Despite questions about his business dealings and his effectiveness as a politician, Moore remains a political force with which to be reckoned. In 1997 he was elected to a third three-year term with more than 80 percent of the vote (though only 12 percent of his more than 10,000 constituents voted). In the last ten years, only two candidates have stuck their necks out to challenge him, and both were easily quashed. Leola McCoy and Mickey Hinton, former classmates at Dillard High School, lifetime residents of the northwest section of Fort Lauderdale, and community activists popular in their neighborhoods, mounted campaigns to unseat Moore in 1994 with little success. (Hinton made a second unsuccessful bid in '97.)

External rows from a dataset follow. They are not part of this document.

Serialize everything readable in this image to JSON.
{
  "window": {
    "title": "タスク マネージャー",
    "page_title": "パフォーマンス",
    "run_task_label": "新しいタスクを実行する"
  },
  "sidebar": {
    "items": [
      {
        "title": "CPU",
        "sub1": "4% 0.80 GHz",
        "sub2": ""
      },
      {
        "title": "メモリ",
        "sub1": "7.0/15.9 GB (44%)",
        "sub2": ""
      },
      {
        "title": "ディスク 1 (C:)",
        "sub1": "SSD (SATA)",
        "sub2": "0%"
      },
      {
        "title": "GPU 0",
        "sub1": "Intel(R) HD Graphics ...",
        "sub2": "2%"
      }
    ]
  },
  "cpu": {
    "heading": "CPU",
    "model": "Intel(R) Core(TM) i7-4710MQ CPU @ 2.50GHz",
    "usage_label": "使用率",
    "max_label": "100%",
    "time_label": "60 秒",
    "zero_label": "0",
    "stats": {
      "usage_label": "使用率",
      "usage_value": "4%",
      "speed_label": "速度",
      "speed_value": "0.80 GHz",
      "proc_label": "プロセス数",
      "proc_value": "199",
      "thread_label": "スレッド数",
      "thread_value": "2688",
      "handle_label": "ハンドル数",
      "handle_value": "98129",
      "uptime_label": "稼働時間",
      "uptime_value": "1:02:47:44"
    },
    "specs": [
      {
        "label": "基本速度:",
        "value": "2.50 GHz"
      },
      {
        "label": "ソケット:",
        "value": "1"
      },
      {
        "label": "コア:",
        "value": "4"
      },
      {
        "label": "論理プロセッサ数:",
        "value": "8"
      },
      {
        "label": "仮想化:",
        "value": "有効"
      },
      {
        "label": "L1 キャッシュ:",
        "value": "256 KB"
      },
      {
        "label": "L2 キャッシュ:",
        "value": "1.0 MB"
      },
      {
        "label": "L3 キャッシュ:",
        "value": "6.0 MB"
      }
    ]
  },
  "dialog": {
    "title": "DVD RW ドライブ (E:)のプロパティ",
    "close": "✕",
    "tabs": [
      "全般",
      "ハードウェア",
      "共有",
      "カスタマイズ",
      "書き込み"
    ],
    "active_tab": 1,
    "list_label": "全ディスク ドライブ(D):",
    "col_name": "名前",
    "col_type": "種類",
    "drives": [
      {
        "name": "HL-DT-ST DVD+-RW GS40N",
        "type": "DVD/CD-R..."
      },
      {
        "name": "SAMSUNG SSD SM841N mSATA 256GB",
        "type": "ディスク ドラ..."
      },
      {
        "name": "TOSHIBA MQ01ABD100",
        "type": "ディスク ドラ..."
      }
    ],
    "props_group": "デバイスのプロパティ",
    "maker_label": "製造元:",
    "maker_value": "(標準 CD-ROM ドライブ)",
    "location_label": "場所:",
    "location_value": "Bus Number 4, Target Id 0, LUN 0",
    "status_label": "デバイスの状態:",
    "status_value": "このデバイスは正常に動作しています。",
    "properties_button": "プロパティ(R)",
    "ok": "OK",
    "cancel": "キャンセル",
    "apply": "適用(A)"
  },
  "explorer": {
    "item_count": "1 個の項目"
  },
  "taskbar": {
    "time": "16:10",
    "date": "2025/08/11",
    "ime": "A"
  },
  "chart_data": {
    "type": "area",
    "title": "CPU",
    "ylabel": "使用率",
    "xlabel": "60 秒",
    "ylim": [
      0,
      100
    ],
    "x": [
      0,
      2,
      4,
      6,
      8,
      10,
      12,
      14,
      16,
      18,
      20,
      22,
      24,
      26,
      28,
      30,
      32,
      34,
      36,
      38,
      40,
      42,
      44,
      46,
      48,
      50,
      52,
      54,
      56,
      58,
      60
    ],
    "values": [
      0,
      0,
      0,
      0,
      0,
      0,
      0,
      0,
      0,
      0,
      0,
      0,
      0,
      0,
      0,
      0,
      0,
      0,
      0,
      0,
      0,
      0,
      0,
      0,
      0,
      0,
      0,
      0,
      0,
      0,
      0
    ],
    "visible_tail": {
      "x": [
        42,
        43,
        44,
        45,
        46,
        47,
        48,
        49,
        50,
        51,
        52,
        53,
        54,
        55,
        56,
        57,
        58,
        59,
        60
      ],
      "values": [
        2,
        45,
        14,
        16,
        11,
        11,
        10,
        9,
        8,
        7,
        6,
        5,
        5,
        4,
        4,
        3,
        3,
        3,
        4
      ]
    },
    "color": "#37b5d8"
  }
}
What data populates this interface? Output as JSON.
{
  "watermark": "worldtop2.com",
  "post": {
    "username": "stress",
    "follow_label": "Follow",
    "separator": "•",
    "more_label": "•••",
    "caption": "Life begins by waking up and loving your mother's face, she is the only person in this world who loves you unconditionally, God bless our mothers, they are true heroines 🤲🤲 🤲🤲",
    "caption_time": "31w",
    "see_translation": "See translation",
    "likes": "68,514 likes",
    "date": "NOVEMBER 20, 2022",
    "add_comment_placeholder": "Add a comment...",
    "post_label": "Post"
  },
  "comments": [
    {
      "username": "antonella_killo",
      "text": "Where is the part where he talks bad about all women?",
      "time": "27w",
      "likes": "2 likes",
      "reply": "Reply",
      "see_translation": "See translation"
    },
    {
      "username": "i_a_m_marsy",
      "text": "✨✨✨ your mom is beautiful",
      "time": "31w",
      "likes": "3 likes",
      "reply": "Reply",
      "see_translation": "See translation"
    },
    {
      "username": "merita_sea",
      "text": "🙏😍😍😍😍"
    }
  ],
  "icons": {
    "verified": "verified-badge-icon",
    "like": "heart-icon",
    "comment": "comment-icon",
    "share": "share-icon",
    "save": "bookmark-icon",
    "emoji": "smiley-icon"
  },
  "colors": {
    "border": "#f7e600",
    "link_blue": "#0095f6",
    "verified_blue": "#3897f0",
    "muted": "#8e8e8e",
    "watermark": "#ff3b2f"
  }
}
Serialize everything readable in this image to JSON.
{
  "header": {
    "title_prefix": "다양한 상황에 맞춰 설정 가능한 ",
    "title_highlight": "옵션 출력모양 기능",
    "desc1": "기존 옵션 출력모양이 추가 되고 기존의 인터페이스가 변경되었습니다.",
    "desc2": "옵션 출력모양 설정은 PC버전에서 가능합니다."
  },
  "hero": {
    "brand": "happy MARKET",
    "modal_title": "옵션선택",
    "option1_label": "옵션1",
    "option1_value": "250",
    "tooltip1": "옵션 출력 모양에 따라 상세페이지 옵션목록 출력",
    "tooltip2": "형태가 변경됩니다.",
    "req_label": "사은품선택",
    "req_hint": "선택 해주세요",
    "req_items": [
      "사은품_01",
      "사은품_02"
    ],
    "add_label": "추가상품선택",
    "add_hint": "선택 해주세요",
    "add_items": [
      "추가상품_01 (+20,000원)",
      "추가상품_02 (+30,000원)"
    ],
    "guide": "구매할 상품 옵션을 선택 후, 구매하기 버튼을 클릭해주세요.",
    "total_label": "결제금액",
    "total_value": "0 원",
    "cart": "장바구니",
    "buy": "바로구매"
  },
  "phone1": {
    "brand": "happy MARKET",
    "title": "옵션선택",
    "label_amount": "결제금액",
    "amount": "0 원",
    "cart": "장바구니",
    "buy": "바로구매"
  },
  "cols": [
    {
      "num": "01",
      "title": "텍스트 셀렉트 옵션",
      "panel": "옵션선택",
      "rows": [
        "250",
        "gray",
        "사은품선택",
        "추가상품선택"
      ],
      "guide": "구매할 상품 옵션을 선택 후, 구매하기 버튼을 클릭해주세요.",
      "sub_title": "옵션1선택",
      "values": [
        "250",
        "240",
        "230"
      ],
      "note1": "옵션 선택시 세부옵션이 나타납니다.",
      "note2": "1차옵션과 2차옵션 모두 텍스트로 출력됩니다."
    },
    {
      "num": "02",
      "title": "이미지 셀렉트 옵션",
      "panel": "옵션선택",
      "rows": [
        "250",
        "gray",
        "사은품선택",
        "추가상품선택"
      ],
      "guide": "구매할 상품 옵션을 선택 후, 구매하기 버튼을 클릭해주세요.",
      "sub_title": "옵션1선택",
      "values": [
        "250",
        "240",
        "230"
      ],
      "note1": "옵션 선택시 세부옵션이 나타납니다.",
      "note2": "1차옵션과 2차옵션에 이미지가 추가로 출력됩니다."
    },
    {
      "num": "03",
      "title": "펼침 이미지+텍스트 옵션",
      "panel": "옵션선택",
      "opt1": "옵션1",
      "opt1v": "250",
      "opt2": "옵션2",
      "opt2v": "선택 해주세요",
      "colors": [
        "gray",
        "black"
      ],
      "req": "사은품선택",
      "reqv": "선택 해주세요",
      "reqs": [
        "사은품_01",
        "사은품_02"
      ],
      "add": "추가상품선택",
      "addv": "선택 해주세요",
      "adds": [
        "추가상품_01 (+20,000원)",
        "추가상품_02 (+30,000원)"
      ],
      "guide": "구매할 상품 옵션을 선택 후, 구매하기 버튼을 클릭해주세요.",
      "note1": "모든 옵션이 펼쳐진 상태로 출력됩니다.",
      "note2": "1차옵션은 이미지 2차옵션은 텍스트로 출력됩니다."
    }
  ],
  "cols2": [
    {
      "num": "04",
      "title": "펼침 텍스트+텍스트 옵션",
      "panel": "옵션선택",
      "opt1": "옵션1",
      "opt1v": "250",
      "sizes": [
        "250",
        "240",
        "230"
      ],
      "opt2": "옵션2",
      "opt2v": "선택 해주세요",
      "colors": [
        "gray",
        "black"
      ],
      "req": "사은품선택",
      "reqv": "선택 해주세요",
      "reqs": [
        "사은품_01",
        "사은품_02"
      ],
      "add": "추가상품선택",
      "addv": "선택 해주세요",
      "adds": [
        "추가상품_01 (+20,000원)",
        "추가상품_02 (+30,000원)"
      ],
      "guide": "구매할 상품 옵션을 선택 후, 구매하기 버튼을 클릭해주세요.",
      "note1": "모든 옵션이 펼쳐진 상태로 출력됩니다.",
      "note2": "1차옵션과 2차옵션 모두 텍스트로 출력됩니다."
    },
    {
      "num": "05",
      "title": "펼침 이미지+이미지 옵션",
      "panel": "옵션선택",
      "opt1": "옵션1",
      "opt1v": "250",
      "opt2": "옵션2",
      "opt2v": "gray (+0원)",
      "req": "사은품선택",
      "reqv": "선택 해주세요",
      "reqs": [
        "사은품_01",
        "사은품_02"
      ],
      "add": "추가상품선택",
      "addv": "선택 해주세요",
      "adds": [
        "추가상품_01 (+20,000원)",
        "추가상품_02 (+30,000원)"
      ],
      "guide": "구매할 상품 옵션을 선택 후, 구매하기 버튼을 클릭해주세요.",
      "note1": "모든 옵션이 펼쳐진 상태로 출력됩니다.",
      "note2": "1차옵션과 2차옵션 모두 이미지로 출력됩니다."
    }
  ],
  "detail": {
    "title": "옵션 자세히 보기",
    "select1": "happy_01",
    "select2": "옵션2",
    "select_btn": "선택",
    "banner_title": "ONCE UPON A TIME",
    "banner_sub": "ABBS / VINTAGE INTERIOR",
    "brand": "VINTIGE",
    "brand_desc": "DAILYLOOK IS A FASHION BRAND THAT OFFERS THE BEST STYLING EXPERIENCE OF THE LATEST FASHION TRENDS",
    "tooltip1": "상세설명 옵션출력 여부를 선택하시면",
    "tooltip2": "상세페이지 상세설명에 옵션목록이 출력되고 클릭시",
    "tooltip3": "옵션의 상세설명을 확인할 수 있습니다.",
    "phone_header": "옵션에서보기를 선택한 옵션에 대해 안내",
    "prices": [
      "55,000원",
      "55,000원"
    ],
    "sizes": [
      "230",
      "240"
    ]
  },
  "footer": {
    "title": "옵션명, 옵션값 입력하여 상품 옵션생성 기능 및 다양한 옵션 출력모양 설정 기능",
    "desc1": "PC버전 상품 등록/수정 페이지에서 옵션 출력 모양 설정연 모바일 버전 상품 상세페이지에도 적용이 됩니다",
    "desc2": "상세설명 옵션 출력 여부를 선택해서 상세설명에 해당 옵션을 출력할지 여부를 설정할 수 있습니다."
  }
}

McCoy, a firebrand who has spent more than 30 years vying for the political spotlight, set her sights on Moore shortly after he took office. "My dog has more integrity than he does," she says. "I thought I could honestly represent people. Folks said, 'Why [are you] running against the man?' He ain't no man, he's a damn crook." Increasingly the two have clashed over what has become McCoy's pet project, the cleanup of the toxic chemicals at the defunct Wingate Road Municipal Incinerator and Landfill, a site she blames for the chronic illnesses afflicting many in her neighborhood (the same neighborhood where Moore grew up). Moore recently cast a vote to cap the site rather than remove its toxic contents, defending the cap as the quickest and least-expensive way to deal with the problem. Although he acknowledges that his stance on Wingate was unpopular among his former neighbors, he says he doesn't expect it to impact his chance of easily securing a fourth term if he runs again in 2000.